Václav Balon in KT Dachau
photo: archiv a autor Václav Balon

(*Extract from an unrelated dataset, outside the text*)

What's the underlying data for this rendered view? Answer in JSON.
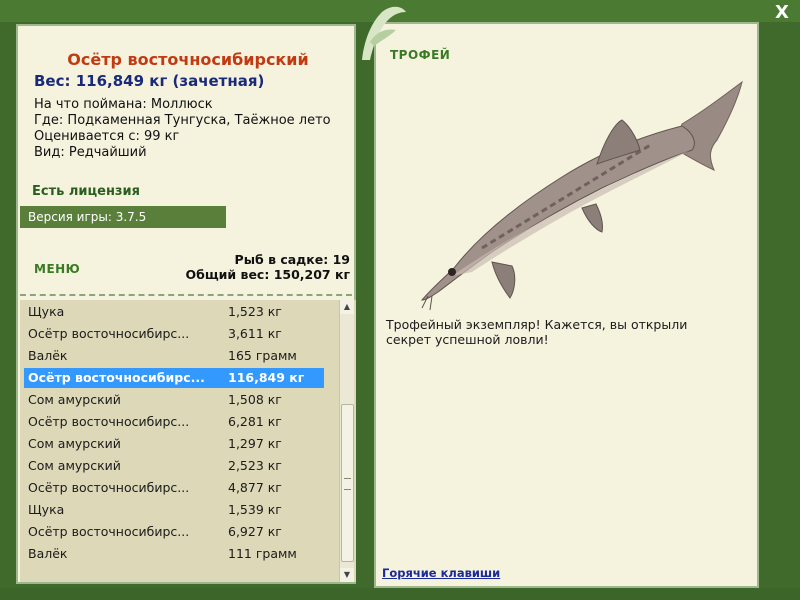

Václav Balon was born on 13 May, 1922, in Přelouč. He was about to initiate his studies at an aviation schools, but the arrival of the German army on March 15, 1939, interrupted his plans. Together with his friends, he decided to fight against the occupation and in 1939 he began to print and disseminate anti-Nazi leaflets. They managed to keep up their illegal work until May 1940, when they discovered that the Gestapo was on their heels. They decided to flee the country via the so-called Balkan route in order to get to the Czechoslovak military units abroad. Originally, they planned to pass through Hungary, but eventually they traveled to eastern Slovakia, where, however, on June 6, 1940, they were finally arrest. After the deportation back to the Protectorate, Václav Balon was imprisoned in Horní Lideč and later in Uherské Hradiště. The interrogations took place in the castle of Špilberg in Brno and in Vienna. Eventually, he ended up in the Dachau concentration camp near Munich and was given the number 229. The next five years, he was a political prisoner. He worked on the plantations, in the wood drying room and eventually he got a job as clerk in the technical department. The Dachau concentration camp was liberated on April 29, 1945, and Václav Balon – after he had been stationed in the compulsory quarantine – finally returned to Přelouč via Prague. He then worked at a local armaments factory as a technician and later held other functions as well. In 1968, he once again decided to become involved in public life and distributed leaflets - this time in support of Alexander Dubček. Although he didn’t pass the subsequent security vetting in the so-called “Normalization” period, he could keep his job at the arms factory in Přerouč. Václav Balon is heavily involved in the Association of Anti-Fascist Fighters (later the Czech Union of Freedom Fighters). He currently lives in Přelouč.